… Articles 27.10 and 27.11 of the SCM Agreement … require authorities, in a countervailing duty investigation, to apply a higher de minimis subsidization threshold to imports from developing country Members. To accept the Panel’s reasoning — that de minimis subsidization is non-injurious subsidization — would imply that, for the same product, imported into the same country, and affecting the same domestic industry, the SCM Agreement establishes different thresholds at which the same industry can be said to suffer injury, depending on the origin of the product. …
 

S.2.36 Article 32.1 — Specific action against a subsidy. See also Anti-Dumping Agreement, Article 18.1 — Specific action against dumping (A.3.61); SCM Agreement, Article 1.1 — Pass-through of indirect subsidies (S.2.10); SCM Agreement, Article VI:3 of the GATT 1994 — Subsidies (S.2.43)     back to top

S.2.36.1 US — Offset Act (Byrd Amendment), para. 236
(WT/DS217/AB/R, WT/DS234/AB/R)
 

Looking to the ordinary meaning of the words used in these provisions, we read them as establishing two conditions precedent that must be met in order for a measure to be governed by them. The first is that a measure must be “specific” to dumping or subsidization. The second is that a measure must be “against” dumping or subsidization. These two conditions operate together and complement each other. If they are not met, the measure will not be governed by Article 18.1 of the Anti-Dumping Agreement or by Article 32.1 of the SCM Agreement. If, however, it is established that a measure meets these two conditions, and thus falls within the scope of the prohibitions in those provisions, it would then be necessary to move to a further step in the analysis and to determine whether the measure has been “taken in accordance with the provisions of the GATT 1994”, as interpreted by the Anti-Dumping Agreement or the SCM Agreement.
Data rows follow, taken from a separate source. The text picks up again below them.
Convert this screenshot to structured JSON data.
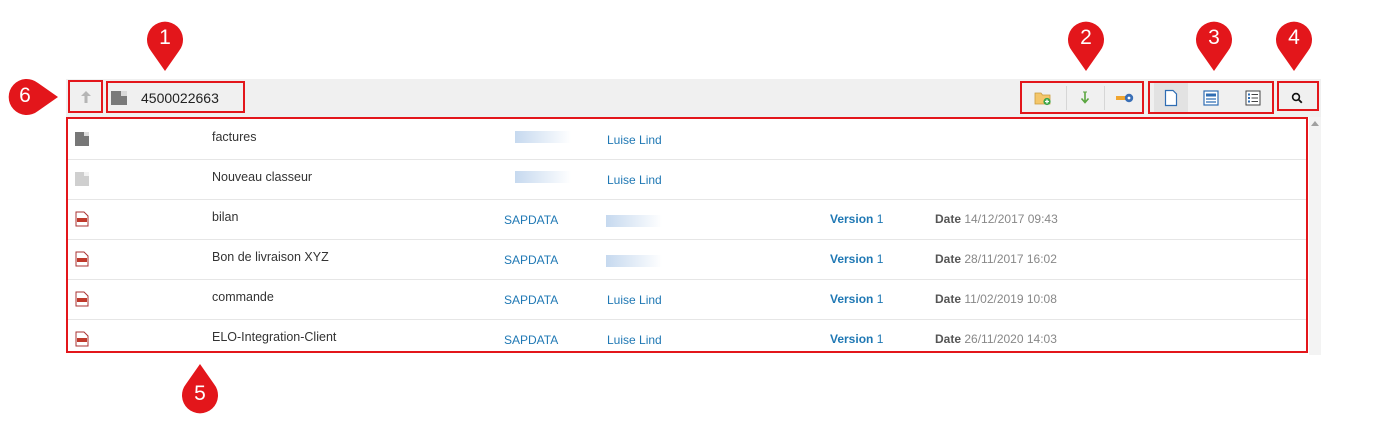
{
  "breadcrumb": {
    "title": "4500022663"
  },
  "toolbar": {
    "actions": [
      "folder-add-icon",
      "download-icon",
      "key-icon"
    ],
    "views": [
      "single-view-icon",
      "detail-view-icon",
      "list-view-icon"
    ],
    "search": "search-icon"
  },
  "markers": [
    "1",
    "2",
    "3",
    "4",
    "5",
    "6"
  ],
  "rows": [
    {
      "icon": "folder-dark-icon",
      "name": "factures",
      "user": "Luise Lind",
      "version_label": "",
      "version": "",
      "date_label": "",
      "date": ""
    },
    {
      "icon": "folder-light-icon",
      "name": "Nouveau classeur",
      "user": "Luise Lind",
      "version_label": "",
      "version": "",
      "date_label": "",
      "date": ""
    },
    {
      "icon": "pdf-icon",
      "name": "bilan",
      "source": "SAPDATA",
      "user": "",
      "version_label": "Version",
      "version": "1",
      "date_label": "Date",
      "date": "14/12/2017 09:43"
    },
    {
      "icon": "pdf-icon",
      "name": "Bon de livraison XYZ",
      "source": "SAPDATA",
      "user": "",
      "version_label": "Version",
      "version": "1",
      "date_label": "Date",
      "date": "28/11/2017 16:02"
    },
    {
      "icon": "pdf-icon",
      "name": "commande",
      "source": "SAPDATA",
      "user": "Luise Lind",
      "version_label": "Version",
      "version": "1",
      "date_label": "Date",
      "date": "11/02/2019 10:08"
    },
    {
      "icon": "pdf-icon",
      "name": "ELO-Integration-Client",
      "source": "SAPDATA",
      "user": "Luise Lind",
      "version_label": "Version",
      "version": "1",
      "date_label": "Date",
      "date": "26/11/2020 14:03"
    }
  ],
  "colors": {
    "accent_red": "#e3161b",
    "link_blue": "#1f78b4",
    "toolbar_bg": "#f0f0f0"
  }
}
If it is determined that this is not the case, the measure would be inconsistent with Article 18.1 of the Anti-Dumping Agreement or Article 32.1 of the SCM Agreement.
 

S.2.36.2 US — Offset Act (Byrd Amendment), para. 237
(WT/DS217/AB/R, WT/DS234/AB/R)
 

… The Panel analyzed the terms “specific” and “against” in Article 18.1 in the same manner as it did with respect to their use in Article 32.1. We agree with the Panel’s approach. …
 

S.2.36.3 US — Offset Act (Byrd Amendment), para. 239
(